I was lucky to see his talk during the 30th anniversary of the LIP (but unlucky to miss the ceremony of Docteur Honoris Causa). He gave an overview of his involvement with building parallel machines: BlueGene, Blue Waters, SP/Vulcan, and others. His talk has many whimsical observations. Here are some:

• A supercomputer research prototype is an oxymoron.
• A supercomputer research design is either boring or unpractical.
• The main contribution [of all the supercomputer design projects]: The projects educated a generation of researchers.
• Theory informs practice, but should not be taken literally.

After stating

Often theory follows practice, rather than practice following theory

he discussed how his paper with Upfal and Felperin was motivated by Vulcan’s practically well behaving design of $\log N + O(1)$ stages. Back then, the theory demonstrated $2\log N$ stages to avoid worst cases. The cited paper shows $\log N + \log\log N$, where the extra term is $O(1)$ for practical purposes.

After the talk, I wondered which computer he helped to build was his favorite. He said, more or less,

I created them, so all are my favorite !

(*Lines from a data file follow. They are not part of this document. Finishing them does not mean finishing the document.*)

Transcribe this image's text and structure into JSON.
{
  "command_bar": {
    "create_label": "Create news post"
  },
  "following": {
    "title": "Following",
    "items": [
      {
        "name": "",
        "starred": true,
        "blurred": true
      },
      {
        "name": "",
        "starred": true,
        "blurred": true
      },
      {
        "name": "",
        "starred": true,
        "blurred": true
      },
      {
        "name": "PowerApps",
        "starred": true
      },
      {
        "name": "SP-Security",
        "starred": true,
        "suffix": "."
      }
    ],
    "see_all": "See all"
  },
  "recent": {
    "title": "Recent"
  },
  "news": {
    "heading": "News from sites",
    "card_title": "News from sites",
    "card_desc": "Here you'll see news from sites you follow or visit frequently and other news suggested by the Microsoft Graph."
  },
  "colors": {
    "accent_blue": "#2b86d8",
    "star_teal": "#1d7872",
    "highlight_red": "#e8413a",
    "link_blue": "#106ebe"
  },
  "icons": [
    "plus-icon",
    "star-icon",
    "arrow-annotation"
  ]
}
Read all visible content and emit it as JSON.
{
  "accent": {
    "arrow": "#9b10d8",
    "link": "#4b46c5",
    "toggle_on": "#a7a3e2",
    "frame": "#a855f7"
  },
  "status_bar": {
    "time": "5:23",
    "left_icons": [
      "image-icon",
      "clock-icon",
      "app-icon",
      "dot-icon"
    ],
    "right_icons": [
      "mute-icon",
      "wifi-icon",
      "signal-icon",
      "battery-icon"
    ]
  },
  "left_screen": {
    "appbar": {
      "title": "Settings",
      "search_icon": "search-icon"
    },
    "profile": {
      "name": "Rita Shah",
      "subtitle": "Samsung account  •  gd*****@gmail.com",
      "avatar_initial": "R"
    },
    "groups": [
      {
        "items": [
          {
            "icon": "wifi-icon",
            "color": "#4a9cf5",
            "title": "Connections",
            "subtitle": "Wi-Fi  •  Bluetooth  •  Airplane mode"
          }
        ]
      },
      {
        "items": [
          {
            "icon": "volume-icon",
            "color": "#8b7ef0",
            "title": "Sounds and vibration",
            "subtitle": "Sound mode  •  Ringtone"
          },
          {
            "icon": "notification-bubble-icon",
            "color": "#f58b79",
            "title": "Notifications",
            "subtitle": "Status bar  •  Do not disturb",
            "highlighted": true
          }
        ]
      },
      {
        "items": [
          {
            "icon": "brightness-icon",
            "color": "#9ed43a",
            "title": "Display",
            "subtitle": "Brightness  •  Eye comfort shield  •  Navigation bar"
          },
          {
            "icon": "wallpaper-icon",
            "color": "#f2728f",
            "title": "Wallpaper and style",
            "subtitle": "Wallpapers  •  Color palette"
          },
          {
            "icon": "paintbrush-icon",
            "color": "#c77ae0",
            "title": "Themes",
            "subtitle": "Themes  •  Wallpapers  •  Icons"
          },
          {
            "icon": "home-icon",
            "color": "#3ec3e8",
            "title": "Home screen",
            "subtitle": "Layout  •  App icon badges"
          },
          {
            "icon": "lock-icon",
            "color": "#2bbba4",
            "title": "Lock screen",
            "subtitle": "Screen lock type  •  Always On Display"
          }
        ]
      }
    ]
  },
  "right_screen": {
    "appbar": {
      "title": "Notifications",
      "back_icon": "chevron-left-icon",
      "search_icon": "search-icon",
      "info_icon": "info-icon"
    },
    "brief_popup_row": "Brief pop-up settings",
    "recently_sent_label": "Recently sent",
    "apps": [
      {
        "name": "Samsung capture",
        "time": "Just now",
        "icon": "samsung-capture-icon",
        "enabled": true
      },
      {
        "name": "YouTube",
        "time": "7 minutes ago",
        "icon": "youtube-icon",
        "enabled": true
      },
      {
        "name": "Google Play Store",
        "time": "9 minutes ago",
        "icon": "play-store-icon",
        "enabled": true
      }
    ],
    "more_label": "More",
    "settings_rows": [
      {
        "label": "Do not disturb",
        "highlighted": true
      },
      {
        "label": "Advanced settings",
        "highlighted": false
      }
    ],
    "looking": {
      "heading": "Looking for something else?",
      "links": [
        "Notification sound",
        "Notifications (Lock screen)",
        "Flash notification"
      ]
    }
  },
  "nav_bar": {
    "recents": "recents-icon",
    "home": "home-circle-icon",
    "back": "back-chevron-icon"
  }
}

### References

Eli Upfal, Sergio Felperin, and Marc Snir, Randomized routing with shorter paths, IEEE Transactions on Parallel and Distributed Systems, 7(4), pp. 356–362, 1996. (doi)